Element data from apps and pages
= Beginning of Section =

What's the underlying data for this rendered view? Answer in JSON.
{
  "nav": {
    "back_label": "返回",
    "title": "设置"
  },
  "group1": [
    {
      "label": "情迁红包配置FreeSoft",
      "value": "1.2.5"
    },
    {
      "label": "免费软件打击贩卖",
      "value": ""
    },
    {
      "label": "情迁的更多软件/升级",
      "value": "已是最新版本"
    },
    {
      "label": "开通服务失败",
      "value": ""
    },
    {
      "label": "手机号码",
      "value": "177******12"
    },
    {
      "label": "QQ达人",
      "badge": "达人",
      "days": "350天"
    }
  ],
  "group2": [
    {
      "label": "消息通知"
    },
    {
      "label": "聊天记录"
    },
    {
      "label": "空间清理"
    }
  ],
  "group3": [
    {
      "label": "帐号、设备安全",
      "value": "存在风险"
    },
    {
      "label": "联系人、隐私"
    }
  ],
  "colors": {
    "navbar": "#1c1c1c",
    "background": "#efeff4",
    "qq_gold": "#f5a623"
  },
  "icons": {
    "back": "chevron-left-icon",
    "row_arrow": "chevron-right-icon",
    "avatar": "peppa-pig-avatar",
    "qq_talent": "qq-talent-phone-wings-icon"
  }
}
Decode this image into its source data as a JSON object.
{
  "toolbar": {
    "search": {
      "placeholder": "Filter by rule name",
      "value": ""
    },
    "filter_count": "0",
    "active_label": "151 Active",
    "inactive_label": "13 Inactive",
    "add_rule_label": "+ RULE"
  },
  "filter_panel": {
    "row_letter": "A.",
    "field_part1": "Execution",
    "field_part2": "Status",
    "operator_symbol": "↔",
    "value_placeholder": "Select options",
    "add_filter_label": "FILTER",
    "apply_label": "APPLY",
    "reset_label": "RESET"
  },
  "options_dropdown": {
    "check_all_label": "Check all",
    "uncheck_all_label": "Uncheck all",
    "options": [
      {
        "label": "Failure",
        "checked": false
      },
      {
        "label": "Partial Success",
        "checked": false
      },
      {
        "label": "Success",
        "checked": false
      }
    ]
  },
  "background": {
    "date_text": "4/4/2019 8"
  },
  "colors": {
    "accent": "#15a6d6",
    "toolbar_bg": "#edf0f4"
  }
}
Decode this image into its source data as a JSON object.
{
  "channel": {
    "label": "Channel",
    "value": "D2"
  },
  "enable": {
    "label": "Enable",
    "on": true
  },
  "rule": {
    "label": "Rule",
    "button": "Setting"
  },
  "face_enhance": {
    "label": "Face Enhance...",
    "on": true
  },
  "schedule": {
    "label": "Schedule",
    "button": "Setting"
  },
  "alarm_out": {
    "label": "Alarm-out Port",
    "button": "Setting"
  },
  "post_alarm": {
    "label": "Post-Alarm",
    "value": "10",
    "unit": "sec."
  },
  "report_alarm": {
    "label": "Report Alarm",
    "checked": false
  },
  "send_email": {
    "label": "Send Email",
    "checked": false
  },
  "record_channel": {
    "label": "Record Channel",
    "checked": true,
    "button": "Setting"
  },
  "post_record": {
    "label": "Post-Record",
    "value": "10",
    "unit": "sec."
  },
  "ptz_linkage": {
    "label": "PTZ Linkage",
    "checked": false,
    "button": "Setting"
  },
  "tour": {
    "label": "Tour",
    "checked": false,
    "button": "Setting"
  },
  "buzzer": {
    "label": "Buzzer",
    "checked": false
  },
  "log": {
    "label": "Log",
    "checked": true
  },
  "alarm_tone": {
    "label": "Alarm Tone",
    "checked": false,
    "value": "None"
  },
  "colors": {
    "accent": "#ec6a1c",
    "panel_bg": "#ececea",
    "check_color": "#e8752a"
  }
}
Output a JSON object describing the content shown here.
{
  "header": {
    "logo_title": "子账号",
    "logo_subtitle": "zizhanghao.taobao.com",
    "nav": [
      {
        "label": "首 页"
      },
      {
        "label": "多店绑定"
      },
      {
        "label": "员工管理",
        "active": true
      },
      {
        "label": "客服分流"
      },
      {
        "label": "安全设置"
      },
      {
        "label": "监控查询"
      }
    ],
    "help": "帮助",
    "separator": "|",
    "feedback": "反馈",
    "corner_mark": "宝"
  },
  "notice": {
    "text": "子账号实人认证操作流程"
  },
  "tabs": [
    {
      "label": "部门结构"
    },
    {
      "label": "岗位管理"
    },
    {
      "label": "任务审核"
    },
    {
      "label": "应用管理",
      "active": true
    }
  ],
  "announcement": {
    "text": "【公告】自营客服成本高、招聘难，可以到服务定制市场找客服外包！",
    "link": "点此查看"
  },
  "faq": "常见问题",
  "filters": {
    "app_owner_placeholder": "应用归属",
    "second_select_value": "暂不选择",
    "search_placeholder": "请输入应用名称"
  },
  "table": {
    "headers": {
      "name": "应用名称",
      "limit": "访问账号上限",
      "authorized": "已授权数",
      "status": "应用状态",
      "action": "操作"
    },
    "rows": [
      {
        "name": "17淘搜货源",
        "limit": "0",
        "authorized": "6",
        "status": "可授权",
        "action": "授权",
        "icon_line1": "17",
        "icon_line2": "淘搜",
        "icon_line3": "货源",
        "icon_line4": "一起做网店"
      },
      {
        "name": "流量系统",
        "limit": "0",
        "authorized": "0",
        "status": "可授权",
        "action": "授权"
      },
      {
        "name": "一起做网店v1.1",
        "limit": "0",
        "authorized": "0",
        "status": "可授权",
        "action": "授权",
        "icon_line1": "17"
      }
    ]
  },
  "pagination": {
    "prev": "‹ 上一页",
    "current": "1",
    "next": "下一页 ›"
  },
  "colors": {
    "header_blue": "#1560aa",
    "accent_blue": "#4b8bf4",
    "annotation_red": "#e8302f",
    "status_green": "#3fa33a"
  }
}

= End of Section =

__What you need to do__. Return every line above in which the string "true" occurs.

__Response__.
    "on": true
    "on": true
    "checked": true,
    "checked": true
        "active": true
      "active": true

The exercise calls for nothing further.